— Rick Narad, Safe Space Operations Manager 

On the services that are still needed in Chico for unhoused residents

There’s a lot of things that are needed. Certainly more beds are needed. There's no doubt about that. But we need a variety of beds. We need some that are more long range, some that are inside an institutional setting I hate to use that word, but in that type of setting and then others that are not. Some people need to be by themselves. Some people need to have fewer rules at the beginning and then they can become more adapted to them. So we need that recognition.

But we also need coordination so that we're getting guests in the right area. So, the Coordinated Entry System and the building up of the Homeless Management Information System is going to bring us towards that, of getting the most critical people in first, getting them inside and then seeing what do they need next and moving them.

The case management stuff is there because that's the solution … helping overcome people's barriers. It's more than getting them off the street, it’s finding out what's the next step. But one thing we know is that it's really hard to deal with people's other needs, such as even just getting an ID card if they're living on a creek that gets flooded or they're being moved along regularly. So we need to put people in a stable situation in order to do that.

On whether Narad thinks the city of Chico is moving in the right direction in regards to homlessness

It's hard to say. It's really hard to say. I think that the result of the lawsuit has told them that they need to do something, I'm not sure that there's a commitment from them to really doing what needs to be done. And that's including financially as well as programmatically. Certainly the council has not made the effort to do a big overall plan. They've made several steps such as they tried to thing at the airport, they're trying to thing at the racetrack so they're making some steps in that direction, but I'm not seeing the big overall strategic approach to doing this. Some of it is coming from the providers themselves as we communicate with each other and cooperate with each other and that really does go on. So, I'd like to see the city get more involved in providing that leadership.

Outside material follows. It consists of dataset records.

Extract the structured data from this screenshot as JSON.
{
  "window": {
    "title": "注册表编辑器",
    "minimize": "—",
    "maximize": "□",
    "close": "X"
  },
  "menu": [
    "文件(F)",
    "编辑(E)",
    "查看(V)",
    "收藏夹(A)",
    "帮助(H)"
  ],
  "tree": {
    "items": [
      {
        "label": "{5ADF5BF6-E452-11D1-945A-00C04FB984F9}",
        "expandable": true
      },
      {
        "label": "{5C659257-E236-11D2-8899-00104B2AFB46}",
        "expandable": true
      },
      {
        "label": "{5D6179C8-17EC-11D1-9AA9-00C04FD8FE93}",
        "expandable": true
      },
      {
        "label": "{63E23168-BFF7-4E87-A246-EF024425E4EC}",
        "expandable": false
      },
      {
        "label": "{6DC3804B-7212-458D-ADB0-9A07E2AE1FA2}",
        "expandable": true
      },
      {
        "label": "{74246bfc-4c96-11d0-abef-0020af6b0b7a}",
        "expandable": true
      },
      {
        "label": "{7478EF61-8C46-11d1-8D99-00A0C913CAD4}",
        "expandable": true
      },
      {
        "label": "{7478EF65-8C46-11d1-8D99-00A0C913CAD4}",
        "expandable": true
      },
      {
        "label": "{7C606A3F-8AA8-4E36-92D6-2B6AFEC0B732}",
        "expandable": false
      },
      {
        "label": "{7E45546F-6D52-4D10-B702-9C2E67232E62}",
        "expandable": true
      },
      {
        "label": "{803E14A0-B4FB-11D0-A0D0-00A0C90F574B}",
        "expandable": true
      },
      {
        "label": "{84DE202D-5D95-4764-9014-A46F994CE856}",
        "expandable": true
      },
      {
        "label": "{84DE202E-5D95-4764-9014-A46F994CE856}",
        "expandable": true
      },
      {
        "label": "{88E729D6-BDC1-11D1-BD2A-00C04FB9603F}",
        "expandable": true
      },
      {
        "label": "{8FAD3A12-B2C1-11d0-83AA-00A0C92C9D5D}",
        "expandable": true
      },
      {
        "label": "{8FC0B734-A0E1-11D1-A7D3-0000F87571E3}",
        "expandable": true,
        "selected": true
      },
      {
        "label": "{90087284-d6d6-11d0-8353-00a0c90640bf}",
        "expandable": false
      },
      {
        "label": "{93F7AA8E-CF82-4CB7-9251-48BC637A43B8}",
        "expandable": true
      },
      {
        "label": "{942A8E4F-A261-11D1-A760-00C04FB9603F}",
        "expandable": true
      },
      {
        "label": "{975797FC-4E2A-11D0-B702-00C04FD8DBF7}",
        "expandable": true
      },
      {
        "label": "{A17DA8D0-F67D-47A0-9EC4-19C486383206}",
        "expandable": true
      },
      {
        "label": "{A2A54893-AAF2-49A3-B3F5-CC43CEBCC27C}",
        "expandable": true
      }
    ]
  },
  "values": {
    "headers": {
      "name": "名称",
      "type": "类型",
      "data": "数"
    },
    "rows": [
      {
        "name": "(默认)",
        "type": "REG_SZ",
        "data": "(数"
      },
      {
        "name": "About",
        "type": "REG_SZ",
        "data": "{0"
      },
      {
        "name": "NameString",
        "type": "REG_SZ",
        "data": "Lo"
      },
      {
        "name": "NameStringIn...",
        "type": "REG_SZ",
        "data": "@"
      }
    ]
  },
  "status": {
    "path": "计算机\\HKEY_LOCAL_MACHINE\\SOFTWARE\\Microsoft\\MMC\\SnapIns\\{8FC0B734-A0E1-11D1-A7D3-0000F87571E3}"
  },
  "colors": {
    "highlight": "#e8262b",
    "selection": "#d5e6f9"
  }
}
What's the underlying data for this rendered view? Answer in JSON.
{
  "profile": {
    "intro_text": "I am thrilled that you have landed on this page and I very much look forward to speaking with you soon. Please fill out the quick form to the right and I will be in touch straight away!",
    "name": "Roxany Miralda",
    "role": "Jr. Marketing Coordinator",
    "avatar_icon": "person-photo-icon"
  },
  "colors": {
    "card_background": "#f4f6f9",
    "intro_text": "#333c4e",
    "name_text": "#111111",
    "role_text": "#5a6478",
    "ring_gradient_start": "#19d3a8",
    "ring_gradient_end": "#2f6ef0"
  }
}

Sarah is an award-winning host, reporter, producer and editor. She’s worked at North State Public Radio since 2015 and is currently the station’s Assistant Program Director. She’s responsible for the “sound of the station" and works to create the richest public radio experience possible for NSPR listeners.